NASA’s Juno Ready to Unlock Mysteries of Jupiter

NASA Did it Again!

NASA did it again as its spacecraft Juno finally reached Jupiter, the largest planet in the solar system.

NASA celebrated the milestone yesterday as they received a signal from 540 million miles across the solar system.

According to CNN, “Welcome to Jupiter!” flashed on screens at mission control at NASA’s Jet Propulsion Lab in Pasadena, California. The NASA team is cheering and beaming for joy.

Juno is ready to unlock the mysteries of the giant planet.

NASA's Juno spacecraft reaches Jupiter safely.
NASA’s Juno spacecraft reaches Jupiter safely.

Now, Juno is hovering above the clouds of the giant planet and is ready to transmit close-up views of the gas giant. The mission will answer some of the most baffling questions raised by NASA scientists. One of these is unlocking the mystery of whether the giant planet has a solid core. In addition, NASA wants to map the planet’s gravity and magnetic fields to learn about the interior makeup, its formation and evolution.

Juno safely reached Jupiter after traveling five years across 1.8 billion miles of deep space. The 1.1$ billion spacecraft will plan for a crash-landing into the fifth planet in early 2018.

A Risky Mission

NASA has learned lessons from its previous spacecraft Galileo’s mission that ended in 2003. Juno’s mission is riskier because it will go closer to Jupiter as close as 2,600 miles over the planet’s cloud tops. And not only that, Juno will launch challenging dives amid the intense radiation belts.

If Juno will be successful in its mission, it will be the first spacecraft to study Jupiter from such a close distance.

Meet NASA’s Juno

Juno is an interesting spacecraft. It is a spinning, robotic probe as wide as a basketball court. The spacecraft is set to circle Jupiter 37 times for 20 months, diving down to about 2,600 miles (4,100 kilometers) above the planet’s dense clouds.

Juno has seven science instruments on board. The instruments will probe Jupiter’s auroras that will enable scientists to know the planet’s origins, structure, atmosphere and magnetosphere.

Juno’s body only measures 11.5 feet (3.5 meters) tall and 11.5 feet in diameter. It has three solar panels that span about 66 feet (20 meters).

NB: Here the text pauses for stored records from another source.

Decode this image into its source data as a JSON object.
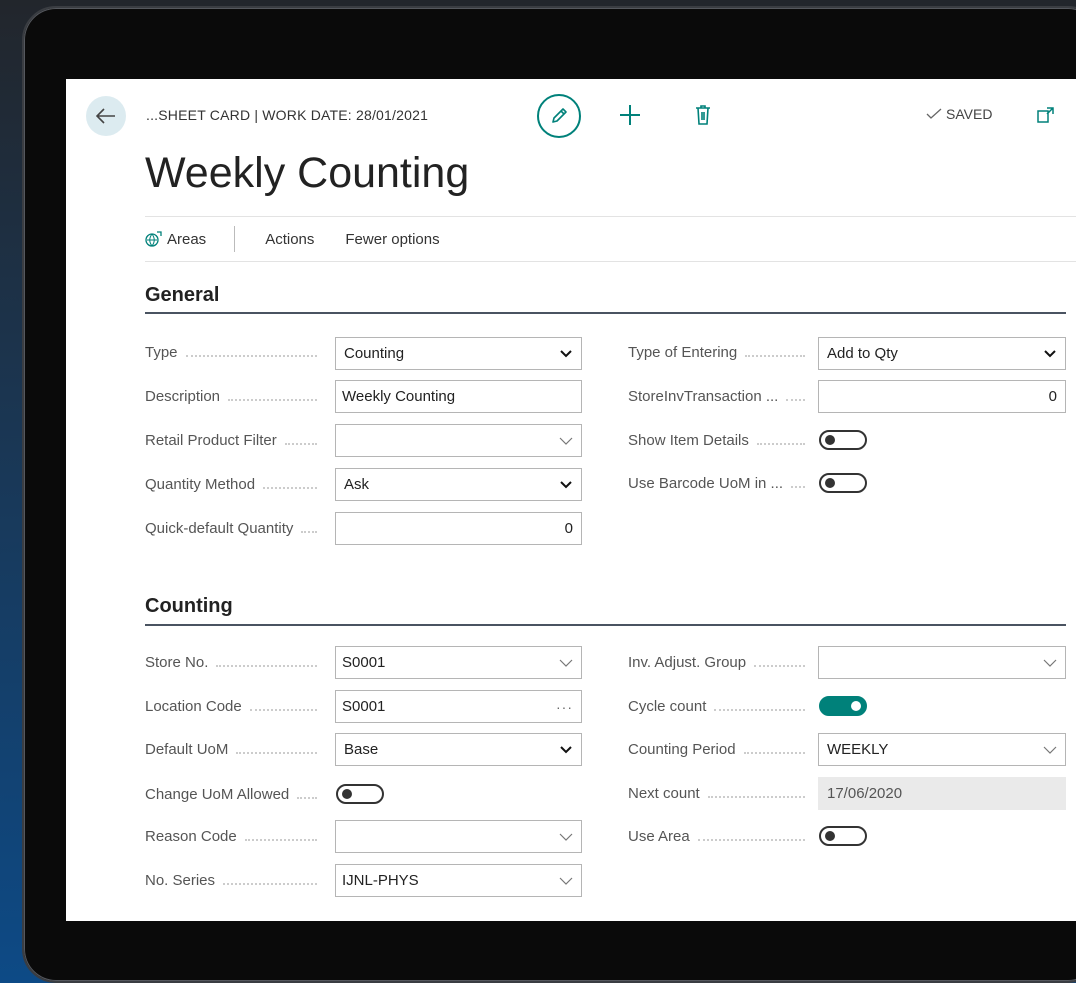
{
  "header": {
    "breadcrumb": "...SHEET CARD | WORK DATE: 28/01/2021",
    "saved_label": "SAVED"
  },
  "page_title": "Weekly Counting",
  "actionbar": {
    "areas": "Areas",
    "actions": "Actions",
    "fewer_options": "Fewer options"
  },
  "general": {
    "title": "General",
    "type_label": "Type",
    "type_value": "Counting",
    "description_label": "Description",
    "description_value": "Weekly Counting",
    "retail_filter_label": "Retail Product Filter",
    "retail_filter_value": "",
    "quantity_method_label": "Quantity Method",
    "quantity_method_value": "Ask",
    "quick_default_label": "Quick-default Quantity",
    "quick_default_value": "0",
    "type_of_entering_label": "Type of Entering",
    "type_of_entering_value": "Add to Qty",
    "store_inv_label": "StoreInvTransaction ...",
    "store_inv_value": "0",
    "show_item_details_label": "Show Item Details",
    "show_item_details_on": false,
    "use_barcode_label": "Use Barcode UoM in ...",
    "use_barcode_on": false
  },
  "counting": {
    "title": "Counting",
    "store_no_label": "Store No.",
    "store_no_value": "S0001",
    "location_label": "Location Code",
    "location_value": "S0001",
    "default_uom_label": "Default UoM",
    "default_uom_value": "Base",
    "change_uom_label": "Change UoM Allowed",
    "change_uom_on": false,
    "reason_code_label": "Reason Code",
    "reason_code_value": "",
    "no_series_label": "No. Series",
    "no_series_value": "IJNL-PHYS",
    "inv_adjust_label": "Inv. Adjust. Group",
    "inv_adjust_value": "",
    "cycle_count_label": "Cycle count",
    "cycle_count_on": true,
    "counting_period_label": "Counting Period",
    "counting_period_value": "WEEKLY",
    "next_count_label": "Next count",
    "next_count_value": "17/06/2020",
    "use_area_label": "Use Area",
    "use_area_on": false
  },
  "colors": {
    "accent": "#00817a",
    "toggle_off": "#333333"
  }
}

Mina Fabulous
Mina Fabulous follows the news, especially what is going on in the US State Department. Mina turns State Department waffle into plain English. Mina Fabulous is the pen name of Carmen Avalino, the NewsBlaze production editor. When she isn't preparing stories for NewsBlaze writers, she writes stories, but to separate her editing and writing identities, she uses the name given by her family and friends.